“If there’s a problem, we’ll tell you about it,” Hicks said, adding that the CRD is not aware of any problem in the ocean.

The CRD operates the Jordan River Regional Park, and is responsible for its upkeep and safety within its boundaries. The spot is frequented by campers and surfers alike throughout the year.

“We’ll do the testing to make sure it’s safe for our customers, and we’re quite confident that it is,” Hicks said.

Samples of the water in and around the coastal regions of Jordan River were done as part of CRD’s storm water quality program, which monitors storm water discharge points along the CRD shoreline.

The monitoring process takes place every five years, said Dale Green, supervisor of the CRD’s integrated watershed management program.

“Through our storm water quality program, we have a sampling point that’s just on the banks of the river just upstream from the bridge on the westside,” Green said. “Over the years, we did find some copper at that location, but not at levels that trigger our marine sediment quality guidelines.”

Green noted that the only reason metals exist in the water is due to Jordan River’s past industry, notably copper mining, that led to the contamination. He noted the CRD has found other metals in the water, but copper is the most prevalent.

“We may be doing more sampling, we just have to take stock of all the bits of data that are coming in right now,” he said, adding that his team only sampled eight metals.

“It’s not a comprehensive environmental assessment, we have eight indicator metals that we use to look for sources of contamination, mostly industrial stuff.”

The Jordan River area has a long history with mining after the copper mine was discovered at the turn of the century, leading to mass extraction of minerals such as copper, silver and gold.

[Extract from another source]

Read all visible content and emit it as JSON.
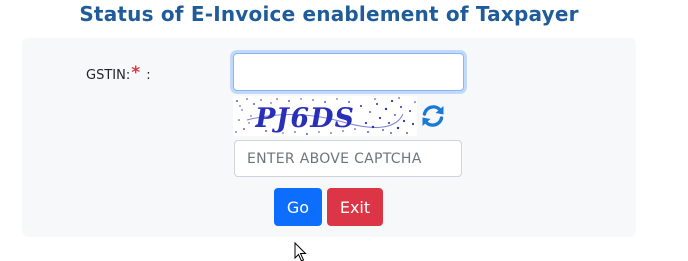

At this point, the CRD, along with the Department of Fisheries, Teck Resources (the owner of the long-gone copper mine), the Pacheedaht First Nation and the Ministry of Environment are collaborating as part of a remediation effort to clean up Jordan River watershed.

 

Just Posted

Youth have privacy rights, doctor tells inquest into Oak Bay teen’s opioid death

Elliot Eurchuk died of a drug overdose. He was found unresponsive in his bedroom in April 2018

Saanich councillor says residents owed a bylaw like the rescinded EDPA

Coun. Nathalie Chambers also says council needs to apologize to a staff member

RCMP fine man $1,150 for camping, lighting campfire in Mill Hill Regional Park

Campfires prohibited at all regional parks except designated campgrounds

Victoria sees many new landmarks between 2018-2019

Bridges, buildings and more have popped up across Victoria in the past year

Woman flees North Saanich RCMP in dinghy

Victoria woman tries to escape in dinghy, arrested for break and enter, theft and mischief

Victoria church displays memorial tapestry for those lost to opioid crisis

Christ Church Cathedral hosts talks on opioid crisis on June 26 and July 3

POLL: Do you support the government’s decision to approve the Trans Mountain pipeline expansion?

The federal government announced Tuesday its approval for the Trans Mountain pipeline… Continue reading

Greater Victoria wanted list for the week of June 18

Greater Victoria Crime Stoppers is seeking the public’s help in locating the… Continue reading

VIDEO: Rare white killer whale captured by drone near Campbell River

The transient orca has been named Tl’uk, a Coast Salish word that means ‘moon.’

B.C. oil tanker ban squeaks through final vote in Senate

Bill C-48 bars oil tankers from loading at ports on B.C’s north coast

‘When thunder roars, go indoors’: How to keep safe before lightning strikes

Each year, an estimated 10 deaths and as many as 164 injuries are lightning-related

B.C. rolls out online registration to speed up evacuee processing

Central Okanagan district tests province’s streamlined emergency management digital self-registration

NHL Draft 2019: First-round mock selections

Hughes expected to go No. 1 overall; Canucks have 10th pick

B.C.-born Carey Price brings young fan to tears at NHL Awards banquet

Anderson Whitehead first met his hockey idol after his mother died of cancer

Most Read